• _TASK TO COMPLETE_: Select the lines below containing the word "Ferreira".

• _RECORDS SUPPLIED_:
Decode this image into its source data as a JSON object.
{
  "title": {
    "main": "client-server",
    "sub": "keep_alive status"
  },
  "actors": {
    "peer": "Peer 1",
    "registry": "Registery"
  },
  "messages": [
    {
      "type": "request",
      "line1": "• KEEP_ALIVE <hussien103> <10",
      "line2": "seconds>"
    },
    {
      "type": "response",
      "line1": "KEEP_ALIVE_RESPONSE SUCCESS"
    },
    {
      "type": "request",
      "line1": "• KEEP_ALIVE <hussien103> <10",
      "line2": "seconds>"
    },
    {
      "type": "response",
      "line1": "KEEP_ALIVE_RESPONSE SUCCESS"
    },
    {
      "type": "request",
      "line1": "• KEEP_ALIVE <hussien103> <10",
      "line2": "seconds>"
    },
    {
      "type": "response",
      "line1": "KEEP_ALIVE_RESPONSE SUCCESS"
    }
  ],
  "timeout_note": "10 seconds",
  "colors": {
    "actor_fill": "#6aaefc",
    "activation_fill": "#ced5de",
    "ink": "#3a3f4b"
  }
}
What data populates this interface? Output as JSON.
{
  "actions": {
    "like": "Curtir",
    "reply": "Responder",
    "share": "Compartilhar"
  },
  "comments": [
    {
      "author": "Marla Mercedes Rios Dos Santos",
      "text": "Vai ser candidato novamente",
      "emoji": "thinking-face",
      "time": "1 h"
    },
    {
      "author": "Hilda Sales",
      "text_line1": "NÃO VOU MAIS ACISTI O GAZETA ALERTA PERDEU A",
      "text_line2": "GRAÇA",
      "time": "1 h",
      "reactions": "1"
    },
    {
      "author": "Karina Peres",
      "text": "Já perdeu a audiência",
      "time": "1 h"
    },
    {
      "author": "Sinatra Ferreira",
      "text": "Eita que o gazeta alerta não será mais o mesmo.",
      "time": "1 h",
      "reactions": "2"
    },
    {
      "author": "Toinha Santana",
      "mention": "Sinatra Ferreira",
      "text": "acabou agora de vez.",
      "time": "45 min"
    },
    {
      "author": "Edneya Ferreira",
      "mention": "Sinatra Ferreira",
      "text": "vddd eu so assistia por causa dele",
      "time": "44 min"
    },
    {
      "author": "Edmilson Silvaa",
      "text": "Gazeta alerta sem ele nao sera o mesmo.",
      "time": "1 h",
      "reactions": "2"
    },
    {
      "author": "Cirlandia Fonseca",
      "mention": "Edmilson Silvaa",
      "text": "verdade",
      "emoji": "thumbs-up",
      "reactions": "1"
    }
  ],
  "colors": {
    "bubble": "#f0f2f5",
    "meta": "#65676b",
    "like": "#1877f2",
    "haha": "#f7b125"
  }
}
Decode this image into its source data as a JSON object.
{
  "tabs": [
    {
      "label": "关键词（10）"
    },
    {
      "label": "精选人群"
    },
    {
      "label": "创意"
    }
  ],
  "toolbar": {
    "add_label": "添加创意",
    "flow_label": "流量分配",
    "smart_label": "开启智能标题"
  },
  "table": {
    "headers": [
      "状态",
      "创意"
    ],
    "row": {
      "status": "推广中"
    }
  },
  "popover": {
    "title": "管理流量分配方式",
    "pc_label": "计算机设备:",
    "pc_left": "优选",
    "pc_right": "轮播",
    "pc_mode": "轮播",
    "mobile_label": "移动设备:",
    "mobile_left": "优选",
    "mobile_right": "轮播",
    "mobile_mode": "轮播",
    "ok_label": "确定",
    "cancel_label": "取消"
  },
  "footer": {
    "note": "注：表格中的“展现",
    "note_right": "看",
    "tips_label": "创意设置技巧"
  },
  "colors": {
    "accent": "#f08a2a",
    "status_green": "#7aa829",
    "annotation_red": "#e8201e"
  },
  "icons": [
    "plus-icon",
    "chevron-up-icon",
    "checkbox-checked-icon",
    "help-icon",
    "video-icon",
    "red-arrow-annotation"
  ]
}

• _RESULT OF THE TASK_:
      "author": "Sinatra Ferreira",
      "mention": "Sinatra Ferreira",
      "author": "Edneya Ferreira",
      "mention": "Sinatra Ferreira",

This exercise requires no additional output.